The COVID-19 crisis has lead to many policy changes that have directly impacted the lives of most people on the planet. Now, policymakers are attempting to find out how to properly ease social distancing measures without reintroducing a second wave to the pandemic. While pervasive testing and contact-tracing, tracking every known individual with the disease via their cellphones, have been proposed, these ideas are costly and have major privacy concerns. However, the Julia Lab is part of multiple international coalitions which are utilizing mathematical and machine learning techniques to demonstrate that much weaker information could be utilized to arrive at the necessary ends. One such project is SafeBlues (https://safeblues.org/) which showcases that “fake viruses” spread via Bluetooth can be sufficient means to estimate the total number of infected individuals when combined with machine learning. Another project is COEXIST which demonstrates that while cheap “bad tests” may not confidently tell you whether any single person has the virus, the results of many bad tests may be predictive of the total population.

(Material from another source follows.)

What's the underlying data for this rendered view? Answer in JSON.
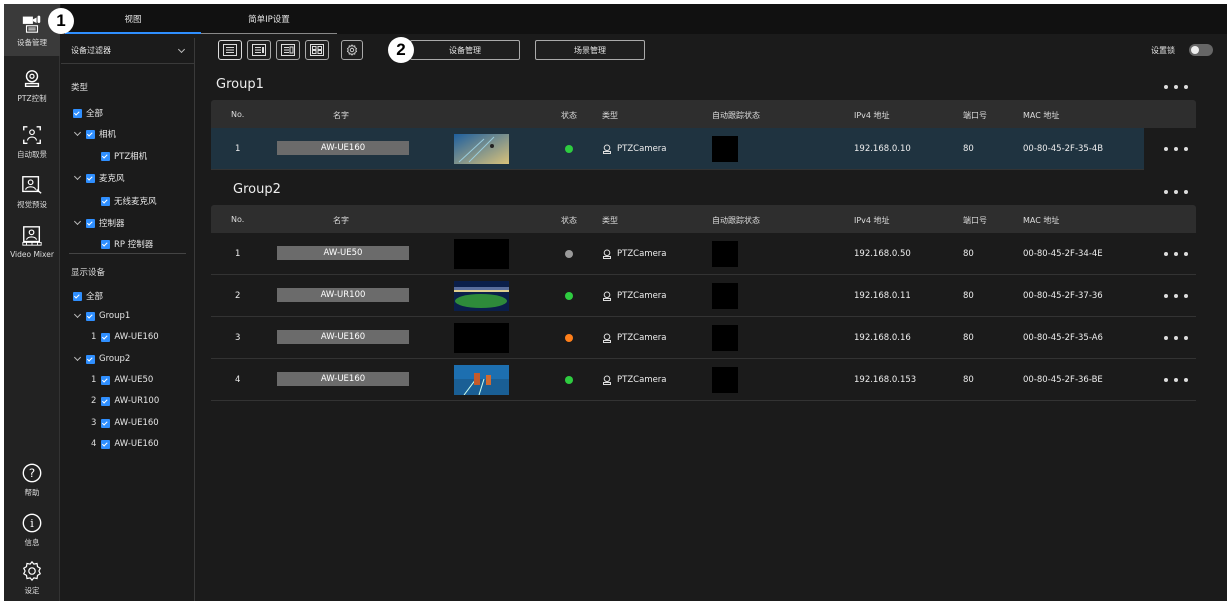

In this research activity we will be exploring these ideas all the way from basic research to prototyped demonstrations for public health officials. Basic questions will be investigated through sophisticated mathematical models, like how what percentage of the population need SafeBlues in order for it to be effective? And, what is the lowest false positive rate that can still be useful? These models will be scaled up through parallelization techniques mixed with machine learning to allow for country-wide simulations. Web deployment will be utilized to display the results for policymakers to discuss and utilize in public health debates.